━━ Records for this exercise ━━

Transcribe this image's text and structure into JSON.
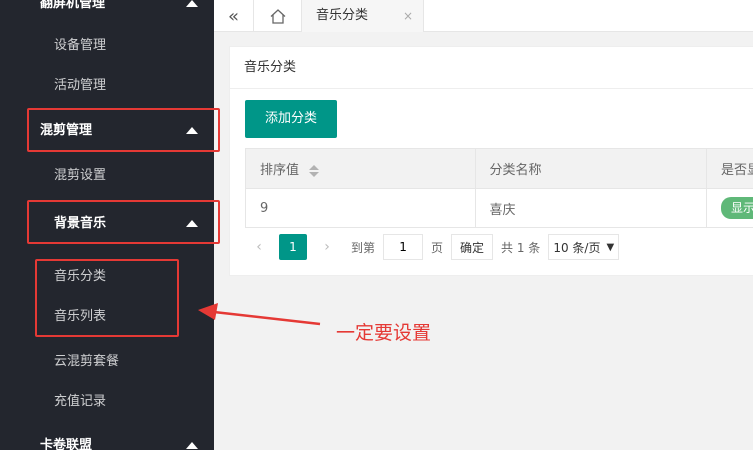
{
  "sidebar": {
    "items": [
      {
        "label": "翻屏机管理",
        "level": "top"
      },
      {
        "label": "设备管理",
        "level": "sub"
      },
      {
        "label": "活动管理",
        "level": "sub"
      },
      {
        "label": "混剪管理",
        "level": "top"
      },
      {
        "label": "混剪设置",
        "level": "sub"
      },
      {
        "label": "背景音乐",
        "level": "top2"
      },
      {
        "label": "音乐分类",
        "level": "sub"
      },
      {
        "label": "音乐列表",
        "level": "sub"
      },
      {
        "label": "云混剪套餐",
        "level": "sub"
      },
      {
        "label": "充值记录",
        "level": "sub"
      },
      {
        "label": "卡卷联盟",
        "level": "top"
      }
    ]
  },
  "tabs": {
    "collapse_icon": "double-chevron-left-icon",
    "home_icon": "home-icon",
    "active_tab": "音乐分类",
    "close_symbol": "×"
  },
  "card": {
    "title": "音乐分类",
    "add_button": "添加分类",
    "table": {
      "headers": [
        "排序值",
        "分类名称",
        "是否显示"
      ],
      "rows": [
        {
          "sort": "9",
          "name": "喜庆",
          "status": "显示"
        }
      ]
    },
    "pager": {
      "prev": "‹",
      "current_page": "1",
      "next": "›",
      "goto_label": "到第",
      "goto_value": "1",
      "page_unit": "页",
      "confirm": "确定",
      "total": "共 1 条",
      "page_size": "10 条/页"
    }
  },
  "annotation": {
    "text": "一定要设置",
    "color": "#e53935"
  },
  "colors": {
    "sidebar_bg": "#23262e",
    "accent": "#009688",
    "badge": "#5fb878"
  }
}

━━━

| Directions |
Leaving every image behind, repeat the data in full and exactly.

| Solved problem |
Transcribe this image's text and structure into JSON.
{
  "sidebar": {
    "items": [
      {
        "label": "翻屏机管理",
        "level": "top"
      },
      {
        "label": "设备管理",
        "level": "sub"
      },
      {
        "label": "活动管理",
        "level": "sub"
      },
      {
        "label": "混剪管理",
        "level": "top"
      },
      {
        "label": "混剪设置",
        "level": "sub"
      },
      {
        "label": "背景音乐",
        "level": "top2"
      },
      {
        "label": "音乐分类",
        "level": "sub"
      },
      {
        "label": "音乐列表",
        "level": "sub"
      },
      {
        "label": "云混剪套餐",
        "level": "sub"
      },
      {
        "label": "充值记录",
        "level": "sub"
      },
      {
        "label": "卡卷联盟",
        "level": "top"
      }
    ]
  },
  "tabs": {
    "collapse_icon": "double-chevron-left-icon",
    "home_icon": "home-icon",
    "active_tab": "音乐分类",
    "close_symbol": "×"
  },
  "card": {
    "title": "音乐分类",
    "add_button": "添加分类",
    "table": {
      "headers": [
        "排序值",
        "分类名称",
        "是否显示"
      ],
      "rows": [
        {
          "sort": "9",
          "name": "喜庆",
          "status": "显示"
        }
      ]
    },
    "pager": {
      "prev": "‹",
      "current_page": "1",
      "next": "›",
      "goto_label": "到第",
      "goto_value": "1",
      "page_unit": "页",
      "confirm": "确定",
      "total": "共 1 条",
      "page_size": "10 条/页"
    }
  },
  "annotation": {
    "text": "一定要设置",
    "color": "#e53935"
  },
  "colors": {
    "sidebar_bg": "#23262e",
    "accent": "#009688",
    "badge": "#5fb878"
  }
}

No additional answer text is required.